Leave out the lines before the one with "Decode this image"; output that line and all remaining lines of the records exactly.

START Data for processing

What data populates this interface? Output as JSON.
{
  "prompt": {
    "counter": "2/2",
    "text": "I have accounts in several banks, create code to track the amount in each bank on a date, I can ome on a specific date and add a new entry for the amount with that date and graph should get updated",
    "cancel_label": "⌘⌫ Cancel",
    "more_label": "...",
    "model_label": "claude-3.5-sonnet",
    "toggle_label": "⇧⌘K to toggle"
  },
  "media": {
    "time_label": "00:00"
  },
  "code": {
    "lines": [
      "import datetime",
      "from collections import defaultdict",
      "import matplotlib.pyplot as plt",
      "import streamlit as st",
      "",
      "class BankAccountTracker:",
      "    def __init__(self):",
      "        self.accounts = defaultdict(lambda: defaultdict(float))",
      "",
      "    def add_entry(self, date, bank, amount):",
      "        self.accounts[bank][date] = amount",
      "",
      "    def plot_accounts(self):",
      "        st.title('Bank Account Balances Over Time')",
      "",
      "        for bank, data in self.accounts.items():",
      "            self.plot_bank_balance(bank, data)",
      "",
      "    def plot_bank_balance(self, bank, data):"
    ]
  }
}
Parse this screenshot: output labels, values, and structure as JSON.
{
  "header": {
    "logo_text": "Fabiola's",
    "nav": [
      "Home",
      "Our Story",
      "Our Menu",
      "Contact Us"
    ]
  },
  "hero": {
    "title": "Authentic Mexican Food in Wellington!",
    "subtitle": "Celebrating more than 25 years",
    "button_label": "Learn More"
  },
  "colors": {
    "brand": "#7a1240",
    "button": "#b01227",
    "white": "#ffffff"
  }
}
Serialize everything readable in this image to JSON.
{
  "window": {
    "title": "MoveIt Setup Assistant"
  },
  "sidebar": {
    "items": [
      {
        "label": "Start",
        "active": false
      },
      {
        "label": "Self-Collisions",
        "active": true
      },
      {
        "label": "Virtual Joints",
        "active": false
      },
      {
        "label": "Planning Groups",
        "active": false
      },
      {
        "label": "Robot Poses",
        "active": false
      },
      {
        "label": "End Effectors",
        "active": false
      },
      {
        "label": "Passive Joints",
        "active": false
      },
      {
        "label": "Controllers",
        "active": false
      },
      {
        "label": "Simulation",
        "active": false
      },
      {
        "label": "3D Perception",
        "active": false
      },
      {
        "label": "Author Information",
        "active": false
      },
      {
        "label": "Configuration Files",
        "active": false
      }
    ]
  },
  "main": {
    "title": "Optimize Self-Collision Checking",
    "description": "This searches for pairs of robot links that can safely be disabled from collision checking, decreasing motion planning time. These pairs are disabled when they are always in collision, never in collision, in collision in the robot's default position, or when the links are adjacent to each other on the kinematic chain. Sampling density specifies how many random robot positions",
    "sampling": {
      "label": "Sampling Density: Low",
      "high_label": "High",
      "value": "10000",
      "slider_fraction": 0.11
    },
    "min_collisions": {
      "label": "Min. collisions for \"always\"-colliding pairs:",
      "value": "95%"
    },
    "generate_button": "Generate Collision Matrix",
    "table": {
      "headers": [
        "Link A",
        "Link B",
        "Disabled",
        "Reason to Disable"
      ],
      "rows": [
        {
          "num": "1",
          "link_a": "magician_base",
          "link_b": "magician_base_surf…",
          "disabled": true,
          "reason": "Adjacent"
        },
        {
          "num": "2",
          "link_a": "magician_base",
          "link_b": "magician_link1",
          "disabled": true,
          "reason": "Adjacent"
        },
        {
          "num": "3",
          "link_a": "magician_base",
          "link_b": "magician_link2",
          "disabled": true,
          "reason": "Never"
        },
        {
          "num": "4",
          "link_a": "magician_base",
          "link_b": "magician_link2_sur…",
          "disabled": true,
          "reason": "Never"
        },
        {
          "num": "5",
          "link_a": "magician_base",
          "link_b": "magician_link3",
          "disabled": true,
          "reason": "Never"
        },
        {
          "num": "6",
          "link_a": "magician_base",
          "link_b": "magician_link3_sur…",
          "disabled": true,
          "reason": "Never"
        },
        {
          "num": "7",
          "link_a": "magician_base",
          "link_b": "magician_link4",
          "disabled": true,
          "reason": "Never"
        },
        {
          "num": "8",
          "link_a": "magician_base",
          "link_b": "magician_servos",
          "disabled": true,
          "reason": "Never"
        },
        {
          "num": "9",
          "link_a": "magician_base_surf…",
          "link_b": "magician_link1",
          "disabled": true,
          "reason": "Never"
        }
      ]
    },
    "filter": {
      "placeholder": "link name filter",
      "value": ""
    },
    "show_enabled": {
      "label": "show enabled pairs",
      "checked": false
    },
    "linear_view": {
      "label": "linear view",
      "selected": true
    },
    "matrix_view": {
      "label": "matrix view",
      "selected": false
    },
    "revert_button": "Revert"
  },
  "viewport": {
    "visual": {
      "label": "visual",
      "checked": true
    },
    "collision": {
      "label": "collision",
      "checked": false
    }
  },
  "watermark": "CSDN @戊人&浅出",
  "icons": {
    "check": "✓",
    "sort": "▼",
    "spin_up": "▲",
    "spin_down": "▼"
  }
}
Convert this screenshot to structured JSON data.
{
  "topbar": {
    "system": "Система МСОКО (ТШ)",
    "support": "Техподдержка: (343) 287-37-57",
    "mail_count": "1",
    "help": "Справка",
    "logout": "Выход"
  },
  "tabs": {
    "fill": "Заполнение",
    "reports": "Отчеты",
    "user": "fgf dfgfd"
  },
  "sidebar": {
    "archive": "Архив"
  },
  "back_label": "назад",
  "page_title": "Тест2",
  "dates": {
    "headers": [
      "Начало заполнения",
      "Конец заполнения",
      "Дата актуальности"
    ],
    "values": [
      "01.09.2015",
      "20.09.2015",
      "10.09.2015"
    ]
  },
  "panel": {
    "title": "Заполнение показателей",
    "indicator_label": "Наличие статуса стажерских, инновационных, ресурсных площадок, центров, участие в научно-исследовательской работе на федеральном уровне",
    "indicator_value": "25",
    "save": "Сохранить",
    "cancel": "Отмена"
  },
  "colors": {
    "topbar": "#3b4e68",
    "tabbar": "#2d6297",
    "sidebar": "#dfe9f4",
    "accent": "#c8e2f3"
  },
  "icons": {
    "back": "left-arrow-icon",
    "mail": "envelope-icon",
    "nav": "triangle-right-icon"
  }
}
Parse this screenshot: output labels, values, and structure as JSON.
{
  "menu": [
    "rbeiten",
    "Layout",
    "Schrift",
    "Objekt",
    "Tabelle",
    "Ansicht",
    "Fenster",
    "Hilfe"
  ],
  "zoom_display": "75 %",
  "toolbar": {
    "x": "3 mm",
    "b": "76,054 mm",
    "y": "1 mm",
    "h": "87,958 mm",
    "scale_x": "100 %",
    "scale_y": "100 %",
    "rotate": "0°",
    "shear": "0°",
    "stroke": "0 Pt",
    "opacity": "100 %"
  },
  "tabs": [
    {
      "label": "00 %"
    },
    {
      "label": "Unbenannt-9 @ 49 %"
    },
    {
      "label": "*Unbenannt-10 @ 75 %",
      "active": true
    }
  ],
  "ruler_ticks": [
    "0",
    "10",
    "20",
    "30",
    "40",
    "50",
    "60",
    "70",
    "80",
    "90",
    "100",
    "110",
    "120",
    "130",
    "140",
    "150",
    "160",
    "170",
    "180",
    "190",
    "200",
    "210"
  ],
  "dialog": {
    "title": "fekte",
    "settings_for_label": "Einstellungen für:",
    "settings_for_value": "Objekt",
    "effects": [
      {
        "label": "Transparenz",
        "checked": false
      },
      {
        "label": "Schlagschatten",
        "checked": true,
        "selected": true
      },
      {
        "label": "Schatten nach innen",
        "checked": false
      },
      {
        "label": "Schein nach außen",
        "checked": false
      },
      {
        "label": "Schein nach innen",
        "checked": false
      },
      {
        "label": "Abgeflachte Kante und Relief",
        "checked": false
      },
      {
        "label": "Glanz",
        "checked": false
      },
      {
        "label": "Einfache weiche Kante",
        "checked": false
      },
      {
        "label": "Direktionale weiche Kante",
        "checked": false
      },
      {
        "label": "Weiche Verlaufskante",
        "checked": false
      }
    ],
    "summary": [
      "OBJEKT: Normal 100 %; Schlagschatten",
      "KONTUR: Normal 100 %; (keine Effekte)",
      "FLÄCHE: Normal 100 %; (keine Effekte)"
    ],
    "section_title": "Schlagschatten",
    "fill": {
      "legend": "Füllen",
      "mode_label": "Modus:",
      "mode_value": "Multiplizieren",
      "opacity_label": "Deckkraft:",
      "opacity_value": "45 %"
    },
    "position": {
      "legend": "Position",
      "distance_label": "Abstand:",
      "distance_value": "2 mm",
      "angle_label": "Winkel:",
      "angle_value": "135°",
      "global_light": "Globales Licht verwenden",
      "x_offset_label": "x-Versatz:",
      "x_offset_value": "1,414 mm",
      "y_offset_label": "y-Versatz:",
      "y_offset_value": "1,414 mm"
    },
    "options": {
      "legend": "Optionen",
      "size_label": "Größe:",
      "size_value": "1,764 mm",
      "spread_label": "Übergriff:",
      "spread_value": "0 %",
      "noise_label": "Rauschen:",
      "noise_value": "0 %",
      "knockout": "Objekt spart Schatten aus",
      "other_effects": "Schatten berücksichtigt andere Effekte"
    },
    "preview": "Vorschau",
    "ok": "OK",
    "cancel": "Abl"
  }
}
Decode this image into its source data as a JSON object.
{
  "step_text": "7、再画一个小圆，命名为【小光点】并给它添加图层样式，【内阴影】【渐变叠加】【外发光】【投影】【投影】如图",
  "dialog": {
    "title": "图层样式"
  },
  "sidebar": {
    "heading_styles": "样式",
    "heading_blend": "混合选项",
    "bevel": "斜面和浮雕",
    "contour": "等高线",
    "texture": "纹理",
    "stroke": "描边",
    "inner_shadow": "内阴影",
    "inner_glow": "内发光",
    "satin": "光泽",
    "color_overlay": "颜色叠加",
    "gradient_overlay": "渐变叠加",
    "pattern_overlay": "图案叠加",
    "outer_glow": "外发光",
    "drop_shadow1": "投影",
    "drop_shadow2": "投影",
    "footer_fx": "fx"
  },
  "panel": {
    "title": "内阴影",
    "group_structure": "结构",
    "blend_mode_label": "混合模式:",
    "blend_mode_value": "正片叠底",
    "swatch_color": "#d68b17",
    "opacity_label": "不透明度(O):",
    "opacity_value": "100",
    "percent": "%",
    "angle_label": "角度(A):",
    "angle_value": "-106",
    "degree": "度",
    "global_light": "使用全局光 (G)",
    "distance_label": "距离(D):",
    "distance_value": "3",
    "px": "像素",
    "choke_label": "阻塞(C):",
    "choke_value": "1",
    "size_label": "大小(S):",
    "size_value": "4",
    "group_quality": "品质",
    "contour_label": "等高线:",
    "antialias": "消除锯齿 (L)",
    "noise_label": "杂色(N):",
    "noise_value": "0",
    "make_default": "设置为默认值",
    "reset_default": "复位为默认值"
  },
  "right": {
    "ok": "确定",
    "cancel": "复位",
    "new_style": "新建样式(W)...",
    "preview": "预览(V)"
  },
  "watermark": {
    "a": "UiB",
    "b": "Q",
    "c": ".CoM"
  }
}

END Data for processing

- **Result of this task**:
Decode this image into its source data as a JSON object.
{
  "step_text": "7、再画一个小圆，命名为【小光点】并给它添加图层样式，【内阴影】【渐变叠加】【外发光】【投影】【投影】如图",
  "dialog": {
    "title": "图层样式"
  },
  "sidebar": {
    "heading_styles": "样式",
    "heading_blend": "混合选项",
    "bevel": "斜面和浮雕",
    "contour": "等高线",
    "texture": "纹理",
    "stroke": "描边",
    "inner_shadow": "内阴影",
    "inner_glow": "内发光",
    "satin": "光泽",
    "color_overlay": "颜色叠加",
    "gradient_overlay": "渐变叠加",
    "pattern_overlay": "图案叠加",
    "outer_glow": "外发光",
    "drop_shadow1": "投影",
    "drop_shadow2": "投影",
    "footer_fx": "fx"
  },
  "panel": {
    "title": "内阴影",
    "group_structure": "结构",
    "blend_mode_label": "混合模式:",
    "blend_mode_value": "正片叠底",
    "swatch_color": "#d68b17",
    "opacity_label": "不透明度(O):",
    "opacity_value": "100",
    "percent": "%",
    "angle_label": "角度(A):",
    "angle_value": "-106",
    "degree": "度",
    "global_light": "使用全局光 (G)",
    "distance_label": "距离(D):",
    "distance_value": "3",
    "px": "像素",
    "choke_label": "阻塞(C):",
    "choke_value": "1",
    "size_label": "大小(S):",
    "size_value": "4",
    "group_quality": "品质",
    "contour_label": "等高线:",
    "antialias": "消除锯齿 (L)",
    "noise_label": "杂色(N):",
    "noise_value": "0",
    "make_default": "设置为默认值",
    "reset_default": "复位为默认值"
  },
  "right": {
    "ok": "确定",
    "cancel": "复位",
    "new_style": "新建样式(W)...",
    "preview": "预览(V)"
  },
  "watermark": {
    "a": "UiB",
    "b": "Q",
    "c": ".CoM"
  }
}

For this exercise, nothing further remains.